Legislative Priorities

May 8, 2017
For several years now, Maine’s approach to child poverty has effectively been to ignore it. Federal money earmarked for specific purpose of addressing this problem has been left untouched while tens of thousands of children struggle without enough food to eat, a stable place to live, and just one incident away from family catastrophe.

Legislative PrioritiesEach year, in addition to our work to promote fair progressive tax and budget policies, MECEP identifies specific legislative objectives: measures we will work with legislators and our progressive partners to propose and advance, bills we will seek to modify to make them more effective in promoting economic justice, and legislative initiatives that we will work with legislators and allies to defeat in order to protect the interests of families and our values of fairness and shared prosperity. A key component of this effort is the testimony we provide to legislative committees.

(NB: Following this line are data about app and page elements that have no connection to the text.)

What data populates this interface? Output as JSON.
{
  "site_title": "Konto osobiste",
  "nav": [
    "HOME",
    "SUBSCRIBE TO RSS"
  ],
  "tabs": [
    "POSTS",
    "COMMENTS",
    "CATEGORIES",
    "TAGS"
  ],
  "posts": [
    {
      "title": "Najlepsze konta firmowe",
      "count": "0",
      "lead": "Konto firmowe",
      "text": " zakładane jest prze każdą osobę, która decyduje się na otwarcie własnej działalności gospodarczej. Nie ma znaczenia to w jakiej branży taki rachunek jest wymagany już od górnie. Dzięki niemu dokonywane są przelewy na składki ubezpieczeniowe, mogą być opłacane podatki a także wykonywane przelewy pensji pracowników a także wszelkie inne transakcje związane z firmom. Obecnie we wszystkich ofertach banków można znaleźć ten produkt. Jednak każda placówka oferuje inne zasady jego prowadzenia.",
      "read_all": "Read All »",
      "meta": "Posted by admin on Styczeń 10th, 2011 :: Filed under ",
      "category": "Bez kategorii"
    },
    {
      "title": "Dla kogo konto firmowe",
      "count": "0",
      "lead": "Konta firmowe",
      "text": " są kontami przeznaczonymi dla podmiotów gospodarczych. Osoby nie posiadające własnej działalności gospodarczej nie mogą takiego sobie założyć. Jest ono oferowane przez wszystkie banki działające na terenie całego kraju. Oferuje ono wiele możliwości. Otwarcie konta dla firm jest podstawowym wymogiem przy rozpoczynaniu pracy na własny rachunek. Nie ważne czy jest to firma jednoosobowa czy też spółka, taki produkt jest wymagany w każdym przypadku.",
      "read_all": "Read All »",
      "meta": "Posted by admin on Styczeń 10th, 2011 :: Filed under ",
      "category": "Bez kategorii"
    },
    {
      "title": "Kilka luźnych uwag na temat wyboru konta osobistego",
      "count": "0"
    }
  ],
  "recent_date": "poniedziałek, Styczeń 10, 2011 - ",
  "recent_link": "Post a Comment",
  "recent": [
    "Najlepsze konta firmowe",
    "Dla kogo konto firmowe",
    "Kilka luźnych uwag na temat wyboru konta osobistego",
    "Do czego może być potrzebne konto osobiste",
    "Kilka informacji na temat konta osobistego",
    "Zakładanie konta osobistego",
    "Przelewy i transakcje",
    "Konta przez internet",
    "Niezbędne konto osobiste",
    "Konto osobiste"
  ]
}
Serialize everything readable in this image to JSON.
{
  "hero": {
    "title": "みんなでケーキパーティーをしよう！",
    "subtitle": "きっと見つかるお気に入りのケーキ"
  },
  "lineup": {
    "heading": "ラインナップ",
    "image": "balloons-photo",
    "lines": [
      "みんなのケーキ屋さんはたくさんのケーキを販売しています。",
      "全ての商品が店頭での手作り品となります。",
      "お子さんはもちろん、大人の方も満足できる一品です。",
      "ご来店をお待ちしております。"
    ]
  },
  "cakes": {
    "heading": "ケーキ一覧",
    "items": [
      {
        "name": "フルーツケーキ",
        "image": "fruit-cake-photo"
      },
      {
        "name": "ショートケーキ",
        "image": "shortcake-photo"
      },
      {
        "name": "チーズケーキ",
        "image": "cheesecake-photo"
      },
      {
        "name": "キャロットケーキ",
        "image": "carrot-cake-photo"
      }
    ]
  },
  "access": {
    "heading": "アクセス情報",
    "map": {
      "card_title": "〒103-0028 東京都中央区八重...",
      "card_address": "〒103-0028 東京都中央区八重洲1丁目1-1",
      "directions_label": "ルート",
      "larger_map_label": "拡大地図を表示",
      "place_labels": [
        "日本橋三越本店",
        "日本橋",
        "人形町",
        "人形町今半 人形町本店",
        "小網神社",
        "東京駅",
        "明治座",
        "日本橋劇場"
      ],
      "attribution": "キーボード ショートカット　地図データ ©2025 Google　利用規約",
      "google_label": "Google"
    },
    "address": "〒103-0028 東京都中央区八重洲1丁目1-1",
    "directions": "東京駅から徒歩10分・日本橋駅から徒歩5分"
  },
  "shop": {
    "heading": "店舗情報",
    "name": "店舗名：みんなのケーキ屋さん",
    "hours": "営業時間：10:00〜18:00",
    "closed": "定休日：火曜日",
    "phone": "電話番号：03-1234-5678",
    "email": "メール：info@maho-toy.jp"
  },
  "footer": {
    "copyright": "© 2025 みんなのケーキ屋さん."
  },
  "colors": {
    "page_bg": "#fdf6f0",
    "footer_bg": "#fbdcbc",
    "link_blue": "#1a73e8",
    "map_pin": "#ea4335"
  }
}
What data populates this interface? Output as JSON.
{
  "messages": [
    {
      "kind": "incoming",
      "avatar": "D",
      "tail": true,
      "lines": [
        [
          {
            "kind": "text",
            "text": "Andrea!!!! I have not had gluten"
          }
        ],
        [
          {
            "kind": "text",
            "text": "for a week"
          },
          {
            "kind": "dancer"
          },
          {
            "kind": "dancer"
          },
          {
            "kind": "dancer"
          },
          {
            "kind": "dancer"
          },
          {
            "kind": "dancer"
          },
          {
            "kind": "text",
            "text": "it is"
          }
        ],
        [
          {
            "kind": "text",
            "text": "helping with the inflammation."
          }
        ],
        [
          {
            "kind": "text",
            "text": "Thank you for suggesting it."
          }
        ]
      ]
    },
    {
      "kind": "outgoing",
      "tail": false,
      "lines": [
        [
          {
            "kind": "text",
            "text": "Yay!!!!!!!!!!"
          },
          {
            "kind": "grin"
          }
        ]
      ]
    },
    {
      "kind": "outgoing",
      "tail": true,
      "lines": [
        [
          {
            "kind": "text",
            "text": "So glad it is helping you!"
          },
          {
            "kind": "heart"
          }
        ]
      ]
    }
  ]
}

Most Recent
May 25, 2017
The Maine Center for Economic Policy opposes the changes proposed in the waiver because they undermine the basic principles of the Medicaid program, will cause unnecessary hardships to tens of thousands of Mainers, and will hurt Maine’s economy.
May 23, 2017
Maine’s minimum wage increase will help to restore the value of work for tens of thousands of Mainers. It will increase wages for one-third of Maine’s workforce, improving economic security for them and their families.
May 17, 2017
A convention such as this threatens our constitution and the protections it affords to our most fundamental rights. It will hurt Mainers’ economic security and have disastrous consequences for our state’s economy.
May 10, 2017
We need to ensure that the benefits of immigration are available to all parts of Maine. It’s fair to acknowledge that many Maine towns just lack the resources to easily support translators, adult education classes, or career navigators.
May 10, 2017
In Maine, most students do borrow for college. Sixty-three percent left school with debt in 2015, carrying an average debt load of $30,000. The debt load is even higher at Maine’s public universities.
May 8, 2017
A prosperous future for Maine and a robust economy requires more middle-wage jobs with good benefits and working conditions that are compatible with family life. Maine cannot survive as an economy with a few people with good wages and benefits and the rest who struggle to provide for basic necessities.
May 8, 2017
For several years now, Maine’s approach to child poverty has effectively been to ignore it. Federal money earmarked for specific purpose of addressing this problem has been left untouched while tens of thousands of children struggle without enough food to eat, a stable place to live, and just one incident away from family catastrophe.
May 2, 2017
The Competitive Skills Scholarship program provides grants to low-income students not only for tuition and books, but also for child care, transportation, and emergencies critical for adult students to enter and stay in school.
April 24, 2017
  Real reform of Maine’s safety net programs requires addressing the causes of poverty, and the ability of Mainers to get into work, education, or training.